"It is certainly one of the most gruesome ... crimes ever committed in Orange County and sometime people need reminding of that," Pawloski told the Los Angeles Times.
Thomas Mooney, Nelson's defense attorney at the time of the trial, said abuse from several men, including her husband, triggered the psychotic event.
"She's been in custody for 20 years and perhaps she should be granted parole because at the time, she said she was being raped by the deceased and acted in self defense, which would reduce the case to manslaughter."
Nelson moved to the United States from Egypt in the late 1980s. She met William Nelson, a convicted marijuana drug smuggler, after moving to California.
"She wanted the lifestyle of Southern California, which was very exciting to her," said Mooney.
Two months month later, the couple married.
Nelson testified during the trial that at an early age, she had a forced circumcision that caused her much pain growing up. When she moved to the U.S., she said she was abused by several men, including William Nelson.
Right before Thanksgiving in 1991, Omaima Nelson and her husband took a trip to several states, including Texas and Oklahoma. On their way back to California, Nelson claimed her husband abused her and threw her cat out of the window of their car. Nelson claimed he also handcuffed her to chairs and sexually abused her.
A psychiatrist who testified during the trial said Omaima Nelson was psychotic and suffered from post traumatic stress disorder.

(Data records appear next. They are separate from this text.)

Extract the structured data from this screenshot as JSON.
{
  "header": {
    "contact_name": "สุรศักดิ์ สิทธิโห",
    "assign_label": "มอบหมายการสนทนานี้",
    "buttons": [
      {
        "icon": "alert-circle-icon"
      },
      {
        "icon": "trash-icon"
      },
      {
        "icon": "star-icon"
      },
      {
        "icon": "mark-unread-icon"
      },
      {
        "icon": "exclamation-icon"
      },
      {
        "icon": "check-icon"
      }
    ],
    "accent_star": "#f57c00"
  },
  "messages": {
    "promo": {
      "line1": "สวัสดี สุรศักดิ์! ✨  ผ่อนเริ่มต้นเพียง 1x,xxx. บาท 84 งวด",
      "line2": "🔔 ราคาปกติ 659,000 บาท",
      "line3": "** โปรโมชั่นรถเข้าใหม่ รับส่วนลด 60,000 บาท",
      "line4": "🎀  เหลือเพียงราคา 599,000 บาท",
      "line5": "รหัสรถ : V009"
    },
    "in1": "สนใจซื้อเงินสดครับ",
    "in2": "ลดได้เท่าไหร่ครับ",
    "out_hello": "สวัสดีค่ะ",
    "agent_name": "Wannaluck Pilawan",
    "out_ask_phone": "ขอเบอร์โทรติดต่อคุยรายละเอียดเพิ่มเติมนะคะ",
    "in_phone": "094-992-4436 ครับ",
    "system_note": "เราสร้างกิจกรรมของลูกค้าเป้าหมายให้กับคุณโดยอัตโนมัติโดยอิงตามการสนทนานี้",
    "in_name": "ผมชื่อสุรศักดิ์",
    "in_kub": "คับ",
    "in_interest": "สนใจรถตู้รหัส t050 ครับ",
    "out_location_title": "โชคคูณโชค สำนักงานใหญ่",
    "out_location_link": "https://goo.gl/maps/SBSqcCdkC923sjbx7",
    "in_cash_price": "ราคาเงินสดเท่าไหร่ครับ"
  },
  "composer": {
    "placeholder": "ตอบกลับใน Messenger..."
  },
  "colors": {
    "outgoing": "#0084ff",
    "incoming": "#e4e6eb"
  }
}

Mooney said he believes Nelson killed because of the abuse she suffered 20 years ago, and now deserves parole.
However, the parole commissioners took into account many different factors, including the prison's recommendation and Nelson's record at the prison.
The case is listed as one of the 50 most notorious crimes in Orange County history.
ABC News' Melissa Morrissette and The Associated Press contributed to this report.